# [Task]
Could you output every record again, exactly as given?

# [Supplied records]

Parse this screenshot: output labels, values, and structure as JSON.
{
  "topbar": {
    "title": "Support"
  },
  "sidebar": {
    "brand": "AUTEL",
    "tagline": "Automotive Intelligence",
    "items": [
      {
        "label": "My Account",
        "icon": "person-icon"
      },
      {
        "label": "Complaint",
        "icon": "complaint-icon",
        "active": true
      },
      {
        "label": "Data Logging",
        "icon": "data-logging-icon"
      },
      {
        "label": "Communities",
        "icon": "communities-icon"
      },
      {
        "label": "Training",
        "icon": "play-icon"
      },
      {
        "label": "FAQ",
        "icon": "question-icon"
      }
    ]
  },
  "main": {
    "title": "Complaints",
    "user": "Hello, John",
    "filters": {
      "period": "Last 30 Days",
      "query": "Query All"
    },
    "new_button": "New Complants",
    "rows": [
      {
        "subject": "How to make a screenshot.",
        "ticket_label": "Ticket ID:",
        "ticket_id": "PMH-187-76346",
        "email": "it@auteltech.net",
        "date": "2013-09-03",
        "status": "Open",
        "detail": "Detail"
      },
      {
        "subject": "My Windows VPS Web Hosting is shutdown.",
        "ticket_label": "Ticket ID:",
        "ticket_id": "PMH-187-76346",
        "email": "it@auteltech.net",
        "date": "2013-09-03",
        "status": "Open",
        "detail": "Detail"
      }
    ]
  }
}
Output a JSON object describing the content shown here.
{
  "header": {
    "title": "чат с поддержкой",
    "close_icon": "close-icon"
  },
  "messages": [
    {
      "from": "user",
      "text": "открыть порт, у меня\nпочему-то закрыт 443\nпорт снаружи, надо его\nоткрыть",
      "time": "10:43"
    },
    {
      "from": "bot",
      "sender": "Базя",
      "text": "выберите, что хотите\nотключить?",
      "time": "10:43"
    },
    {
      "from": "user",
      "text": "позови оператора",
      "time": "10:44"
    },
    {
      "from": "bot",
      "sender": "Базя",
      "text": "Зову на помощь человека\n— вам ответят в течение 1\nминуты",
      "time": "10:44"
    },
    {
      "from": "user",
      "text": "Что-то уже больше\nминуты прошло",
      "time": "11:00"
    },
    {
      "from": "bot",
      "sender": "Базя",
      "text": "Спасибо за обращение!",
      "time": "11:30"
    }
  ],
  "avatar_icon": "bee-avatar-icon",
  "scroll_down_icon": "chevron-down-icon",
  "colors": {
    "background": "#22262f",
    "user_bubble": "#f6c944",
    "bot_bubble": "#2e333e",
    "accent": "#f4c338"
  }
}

# [Solution to this exercise]
Parse this screenshot: output labels, values, and structure as JSON.
{
  "topbar": {
    "title": "Support"
  },
  "sidebar": {
    "brand": "AUTEL",
    "tagline": "Automotive Intelligence",
    "items": [
      {
        "label": "My Account",
        "icon": "person-icon"
      },
      {
        "label": "Complaint",
        "icon": "complaint-icon",
        "active": true
      },
      {
        "label": "Data Logging",
        "icon": "data-logging-icon"
      },
      {
        "label": "Communities",
        "icon": "communities-icon"
      },
      {
        "label": "Training",
        "icon": "play-icon"
      },
      {
        "label": "FAQ",
        "icon": "question-icon"
      }
    ]
  },
  "main": {
    "title": "Complaints",
    "user": "Hello, John",
    "filters": {
      "period": "Last 30 Days",
      "query": "Query All"
    },
    "new_button": "New Complants",
    "rows": [
      {
        "subject": "How to make a screenshot.",
        "ticket_label": "Ticket ID:",
        "ticket_id": "PMH-187-76346",
        "email": "it@auteltech.net",
        "date": "2013-09-03",
        "status": "Open",
        "detail": "Detail"
      },
      {
        "subject": "My Windows VPS Web Hosting is shutdown.",
        "ticket_label": "Ticket ID:",
        "ticket_id": "PMH-187-76346",
        "email": "it@auteltech.net",
        "date": "2013-09-03",
        "status": "Open",
        "detail": "Detail"
      }
    ]
  }
}
Output a JSON object describing the content shown here.
{
  "header": {
    "title": "чат с поддержкой",
    "close_icon": "close-icon"
  },
  "messages": [
    {
      "from": "user",
      "text": "открыть порт, у меня\nпочему-то закрыт 443\nпорт снаружи, надо его\nоткрыть",
      "time": "10:43"
    },
    {
      "from": "bot",
      "sender": "Базя",
      "text": "выберите, что хотите\nотключить?",
      "time": "10:43"
    },
    {
      "from": "user",
      "text": "позови оператора",
      "time": "10:44"
    },
    {
      "from": "bot",
      "sender": "Базя",
      "text": "Зову на помощь человека\n— вам ответят в течение 1\nминуты",
      "time": "10:44"
    },
    {
      "from": "user",
      "text": "Что-то уже больше\nминуты прошло",
      "time": "11:00"
    },
    {
      "from": "bot",
      "sender": "Базя",
      "text": "Спасибо за обращение!",
      "time": "11:30"
    }
  ],
  "avatar_icon": "bee-avatar-icon",
  "scroll_down_icon": "chevron-down-icon",
  "colors": {
    "background": "#22262f",
    "user_bubble": "#f6c944",
    "bot_bubble": "#2e333e",
    "accent": "#f4c338"
  }
}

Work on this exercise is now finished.